That may be exactly why journalists were quick to latch on to recent reports questioning the efficacy of a sepsis early warning system developed by Epic. It seemed to confirm what they already believe about the utility of AI in advancing health care. But in their eagerness to point to yet another AI failure, they’ve overlooked the limitations of the validation study in question, ignoring several examples of how the system has already been used to improve sepsis-related outcomes.
Validation studies help us understand how a model performs in a vacuum, but they don’t reflect how a tool like a sepsis early warning system helps the care team in real practice. Early warning systems were designed to augment a clinician’s judgment, not replace it, and validation studies may not reflect this well. This differs from observational studies, which measure the model’s impact in real-world use.
The “solution” to sepsis, as it is with most things in health care, is consistently and efficiently applying what we know works. A whole field of research—implementation science—is built on this very notion. Experienced implementation scientists know that no matter how good a tool might be, process and people are the cornerstones to positive reform.
In our implementation of the Epic sepsis early warning system, we focused on understanding every step and player in the sepsis-response process.
To test the model’s potential early returns, we used a randomized quality improvement cycle. Over a period of 5 months, approximately 600 patients were assigned to 1 of 2 groups who received either standard care for sepsis or had that care augmented by the automated early warning system.
Five months into the study, it became clear that it would be unethical to not use the sepsis early warning system with all emergency department patients. The system was providing pharmacist notifications that shortened time to antibiotic administration and improved patient outcomes, without burdening the care team with excessive notifications.
Consistent stakeholder involvement was key to identifying precisely where and how a sepsis early warning system could improve the team-based response to sepsis. The model was merely the tool that brought the team together in a timely fashion. It is demonstrably the case that AI can be leveraged in a way that positively affects sepsis-related outcomes. But ever so important is the how.

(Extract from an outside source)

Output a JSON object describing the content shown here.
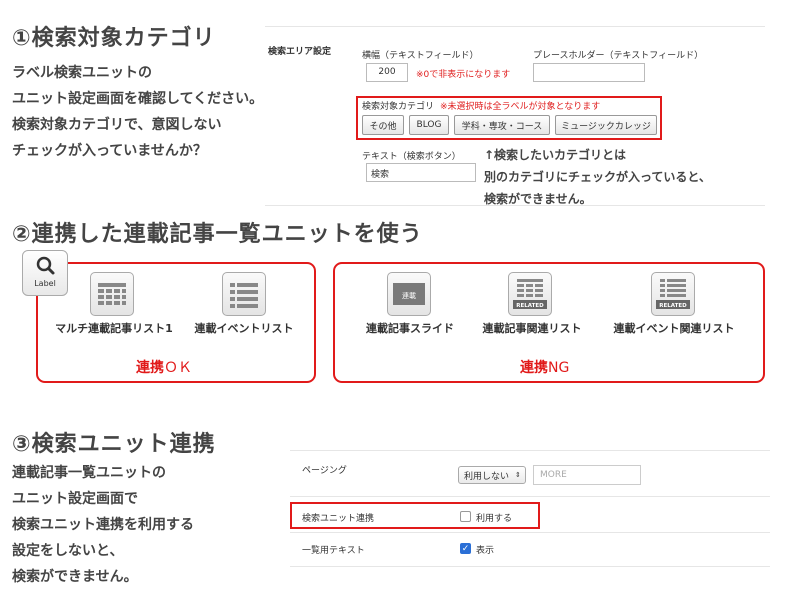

Yasir Tarabichi, MD, MSCR, is the director of Research Informatics at MetroHealth and an assistant professor of medicine at Case Western Reserve University.